Reptiles, aliens and pizza: The crazy culture of conspiracies



Spence Herrington (11) proudly shows off his ‘birds aren’t real’ sticker. The satire conspiracy claims that the government replaced all avian species with drones used to spy on American citizens.

The Earth is flat. Chuck E. Cheese reuses their pizza. Justin Bieber is actually a lizard. Or, that’s what some people think. Conspiracy theories ranging from secret reptilian races to planet Earth being two dimensional have run rampant on social media for years. But what do Spartans believe?

“This planet can’t be the only one that has [aliens] on it … and I think there’s probably a secret alien society somewhere,” Xander Sinclair (11) said. “Personally, I would like to take a look at that.”  

Sinclair is mainly interested in theories concerning the unknown possibilities of other species coexisting with humans, including mysterious beings that may even exist on Earth.

“[So much] of the ocean is unexplored, right?” Sinclair said. “Nobody knows what [is] down there.” 

Aliens and UFOs are some of the hottest topics among recent and ancient conspiracy theorists. From works by Da Vinci to crude cave drawings, depictions of alien figures have existed for thousands of years. More recently, theories surrounding alleged UFO sightings, messages left by aliens on Earth and even reports of aliens being hidden in the military base Area 51 have run rampant on social media.

Other popular theories often revolve around the government and political figures, with many questioning the true motives of those in charge. Rumors of the government killing people such as Marilyn Monroe to protect sensitive information have been whispered for decades.

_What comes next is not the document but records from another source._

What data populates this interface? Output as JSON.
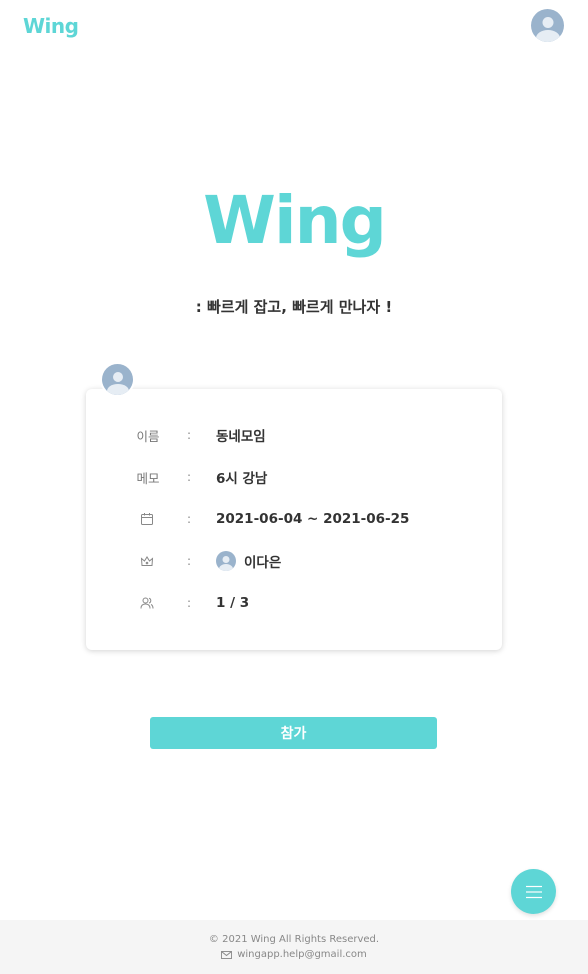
{
  "header": {
    "logo": "Wing",
    "profile_icon": "user-avatar-icon"
  },
  "hero": {
    "logo": "Wing",
    "tagline": ": 빠르게 잡고, 빠르게 만나자 !"
  },
  "card": {
    "host_avatar_icon": "user-avatar-icon",
    "rows": [
      {
        "label": "이름",
        "value": "동네모임"
      },
      {
        "label": "메모",
        "value": "6시 강남"
      },
      {
        "icon": "calendar-icon",
        "value": "2021-06-04 ~ 2021-06-25"
      },
      {
        "icon": "crown-icon",
        "value": "이다은"
      },
      {
        "icon": "users-icon",
        "value": "1 / 3"
      }
    ],
    "separator": ":"
  },
  "join_button": {
    "label": "참가"
  },
  "fab": {
    "icon": "menu-icon"
  },
  "footer": {
    "copyright": "© 2021 Wing All Rights Reserved.",
    "email_icon": "mail-icon",
    "email": "wingapp.help@gmail.com"
  },
  "colors": {
    "accent": "#5ed6d6",
    "avatar": "#9ab3cc",
    "footer_bg": "#f5f5f5"
  }
}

Some theorists claim the government is hiding discoveries and innovations, such as water-powered cars to protect the economy — and the pockets of the rich. 

“[There are] conspiracy theories about the super rich…like a group of people who are so rich and powerful that they can just do what they want, because of their wealth.” said Spence Herrington (11).

More lighthearted or simply odd theories include ideas such as the moon landing being staged, or Chuck E. Cheese reusing their pizza slices among customers. Controversial Youtuber Shane Dawson released a video in 2019 claiming Chuck E. Cheese reuses uneaten pizza between customers. The video went viral, and the theory has become one of the most iconic and bizarre theories on social media.

“The Chuck E. Cheese pizza … you know where I heard it from?” Herrington said. “We all heard it from the same place.” 

With more and more people being connected through the internet, the wilder and more widespread theories get, with many theories now being labeled as crazy, disturbing or even dangerous.

“Stuff that is very obviously rooted in Anti-Semitism or any kind of prejudice deserves to be written off,” Luke Parker (12) said. 

The popular theory of celebrities being lizards, or a reptilian race, including figures such as Justin Bieber and Mark Zuckerberg, has roots in Anti-Semitism. Other well known conspiracy movements, such as the infamous QAnon, have been the center of attention in the media due to the extreme ideas and often prejudiced stances. QAnon gained the attention of national news after the Jan. 6 riots, with many supporters participating in the insurrection. Social media platforms such as Facebook and Twitter even censored QAnon related content after the incident for safety reasons.

“[But] I think conspiracies are definitely worth looking into, and if you see something that doesn’t make sense, it’s important to do your own research,” Parker said.

Whether or not they are true, conspiracy theories are everywhere, ranging from CIA corruption and government manipulation to matrix universes to aliens lurking among humans on Earth. Though they may seem far out, perhaps there is a grain of truth in the seemingly crazy theories. And who knows — maybe there are aliens keenly watching Earth right now, waiting to make themselves known.

“If any of them are listening to me right now, which I know they are … don’t be shy,” Herrington said.